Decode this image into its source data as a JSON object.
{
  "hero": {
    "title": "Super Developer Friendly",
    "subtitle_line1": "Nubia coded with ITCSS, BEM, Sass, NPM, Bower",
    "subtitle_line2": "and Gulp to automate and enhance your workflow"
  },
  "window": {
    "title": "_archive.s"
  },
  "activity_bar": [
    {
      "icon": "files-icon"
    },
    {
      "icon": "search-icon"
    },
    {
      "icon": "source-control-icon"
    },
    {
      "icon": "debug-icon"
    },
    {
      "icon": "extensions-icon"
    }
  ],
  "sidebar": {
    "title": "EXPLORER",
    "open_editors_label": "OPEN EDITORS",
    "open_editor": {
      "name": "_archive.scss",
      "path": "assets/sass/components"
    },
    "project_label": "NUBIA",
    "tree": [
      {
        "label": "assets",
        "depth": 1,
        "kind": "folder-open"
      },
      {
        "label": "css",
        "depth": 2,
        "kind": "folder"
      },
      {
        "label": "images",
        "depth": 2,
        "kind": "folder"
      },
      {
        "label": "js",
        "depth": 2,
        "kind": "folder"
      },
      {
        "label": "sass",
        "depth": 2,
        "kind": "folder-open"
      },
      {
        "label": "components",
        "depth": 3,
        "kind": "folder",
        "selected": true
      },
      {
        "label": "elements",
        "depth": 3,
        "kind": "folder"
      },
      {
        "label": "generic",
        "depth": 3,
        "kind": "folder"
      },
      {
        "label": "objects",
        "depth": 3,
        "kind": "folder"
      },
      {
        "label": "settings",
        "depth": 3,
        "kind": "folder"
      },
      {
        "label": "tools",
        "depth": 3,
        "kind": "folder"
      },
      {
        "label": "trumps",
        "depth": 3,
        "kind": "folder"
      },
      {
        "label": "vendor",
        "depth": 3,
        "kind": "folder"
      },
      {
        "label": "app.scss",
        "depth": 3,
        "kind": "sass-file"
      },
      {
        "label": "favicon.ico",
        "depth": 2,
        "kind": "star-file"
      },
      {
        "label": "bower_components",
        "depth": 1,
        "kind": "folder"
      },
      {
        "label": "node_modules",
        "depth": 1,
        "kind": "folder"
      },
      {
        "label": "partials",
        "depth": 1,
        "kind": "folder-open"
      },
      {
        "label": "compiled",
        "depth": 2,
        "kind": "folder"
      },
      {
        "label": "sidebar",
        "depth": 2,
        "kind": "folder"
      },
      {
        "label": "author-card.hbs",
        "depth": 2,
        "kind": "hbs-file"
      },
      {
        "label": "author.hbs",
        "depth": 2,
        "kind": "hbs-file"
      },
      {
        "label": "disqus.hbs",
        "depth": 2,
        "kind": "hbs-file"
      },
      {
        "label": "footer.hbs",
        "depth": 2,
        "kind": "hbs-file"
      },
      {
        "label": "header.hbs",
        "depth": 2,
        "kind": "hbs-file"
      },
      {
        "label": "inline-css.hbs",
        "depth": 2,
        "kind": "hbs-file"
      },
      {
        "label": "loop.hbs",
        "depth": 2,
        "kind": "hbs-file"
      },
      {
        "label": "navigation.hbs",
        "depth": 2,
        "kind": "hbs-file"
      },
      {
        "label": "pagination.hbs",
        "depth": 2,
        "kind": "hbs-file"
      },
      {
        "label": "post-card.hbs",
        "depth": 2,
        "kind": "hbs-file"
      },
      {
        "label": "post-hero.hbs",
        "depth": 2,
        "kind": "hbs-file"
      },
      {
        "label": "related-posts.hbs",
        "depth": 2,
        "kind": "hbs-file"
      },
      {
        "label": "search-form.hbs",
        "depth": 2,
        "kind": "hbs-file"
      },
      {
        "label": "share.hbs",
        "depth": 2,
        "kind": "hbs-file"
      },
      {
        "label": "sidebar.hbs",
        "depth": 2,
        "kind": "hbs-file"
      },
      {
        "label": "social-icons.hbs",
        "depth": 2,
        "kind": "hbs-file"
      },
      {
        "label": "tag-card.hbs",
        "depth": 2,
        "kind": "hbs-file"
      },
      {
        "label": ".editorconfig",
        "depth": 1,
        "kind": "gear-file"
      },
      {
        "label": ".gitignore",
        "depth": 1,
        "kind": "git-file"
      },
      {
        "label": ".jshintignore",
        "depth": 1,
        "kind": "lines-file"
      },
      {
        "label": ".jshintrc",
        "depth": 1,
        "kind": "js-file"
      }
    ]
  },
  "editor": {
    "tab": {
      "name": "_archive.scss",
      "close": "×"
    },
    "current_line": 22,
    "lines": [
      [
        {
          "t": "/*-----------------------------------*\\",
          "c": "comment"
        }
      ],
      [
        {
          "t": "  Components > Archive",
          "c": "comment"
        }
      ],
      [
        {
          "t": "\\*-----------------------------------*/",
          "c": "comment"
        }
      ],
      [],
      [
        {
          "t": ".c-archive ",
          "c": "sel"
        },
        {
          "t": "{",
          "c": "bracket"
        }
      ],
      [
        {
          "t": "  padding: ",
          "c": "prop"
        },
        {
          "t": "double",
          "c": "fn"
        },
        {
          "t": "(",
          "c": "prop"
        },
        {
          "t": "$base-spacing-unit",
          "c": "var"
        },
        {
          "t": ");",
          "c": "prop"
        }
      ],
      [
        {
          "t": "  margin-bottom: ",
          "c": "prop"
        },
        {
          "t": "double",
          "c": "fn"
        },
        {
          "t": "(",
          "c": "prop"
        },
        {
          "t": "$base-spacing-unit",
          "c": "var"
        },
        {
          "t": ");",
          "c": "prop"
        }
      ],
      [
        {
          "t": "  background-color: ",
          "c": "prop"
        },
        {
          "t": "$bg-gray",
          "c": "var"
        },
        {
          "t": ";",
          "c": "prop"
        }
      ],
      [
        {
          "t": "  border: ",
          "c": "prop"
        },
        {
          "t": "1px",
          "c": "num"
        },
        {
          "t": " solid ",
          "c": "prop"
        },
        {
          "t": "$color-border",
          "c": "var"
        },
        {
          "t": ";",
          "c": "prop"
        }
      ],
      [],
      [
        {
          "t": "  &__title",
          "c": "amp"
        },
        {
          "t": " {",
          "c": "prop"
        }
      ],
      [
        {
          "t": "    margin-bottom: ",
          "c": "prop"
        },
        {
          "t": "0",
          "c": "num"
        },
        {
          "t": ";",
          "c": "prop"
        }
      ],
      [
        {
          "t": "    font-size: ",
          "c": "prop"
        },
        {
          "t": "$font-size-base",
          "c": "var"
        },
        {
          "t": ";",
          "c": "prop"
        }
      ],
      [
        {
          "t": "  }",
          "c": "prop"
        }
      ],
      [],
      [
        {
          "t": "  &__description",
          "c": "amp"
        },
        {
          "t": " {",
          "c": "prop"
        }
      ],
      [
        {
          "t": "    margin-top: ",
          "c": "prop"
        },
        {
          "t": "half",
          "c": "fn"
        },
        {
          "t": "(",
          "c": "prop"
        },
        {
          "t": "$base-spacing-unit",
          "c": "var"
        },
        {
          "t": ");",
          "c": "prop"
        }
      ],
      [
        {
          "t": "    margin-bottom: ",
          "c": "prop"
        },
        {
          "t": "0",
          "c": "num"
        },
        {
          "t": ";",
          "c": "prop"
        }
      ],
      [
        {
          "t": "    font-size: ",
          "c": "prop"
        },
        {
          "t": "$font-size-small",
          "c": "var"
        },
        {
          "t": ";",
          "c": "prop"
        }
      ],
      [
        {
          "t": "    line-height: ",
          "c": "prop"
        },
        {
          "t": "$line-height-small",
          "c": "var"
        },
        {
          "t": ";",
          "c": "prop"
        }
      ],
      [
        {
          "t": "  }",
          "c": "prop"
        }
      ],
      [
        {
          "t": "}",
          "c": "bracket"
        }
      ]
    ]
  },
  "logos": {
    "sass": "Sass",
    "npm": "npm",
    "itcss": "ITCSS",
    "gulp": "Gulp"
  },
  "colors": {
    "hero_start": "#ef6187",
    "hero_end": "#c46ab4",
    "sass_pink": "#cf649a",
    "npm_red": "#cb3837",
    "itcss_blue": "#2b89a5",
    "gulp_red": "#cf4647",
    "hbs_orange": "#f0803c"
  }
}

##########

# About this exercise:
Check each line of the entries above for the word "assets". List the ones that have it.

# Your response:
      "path": "assets/sass/components"
        "label": "assets",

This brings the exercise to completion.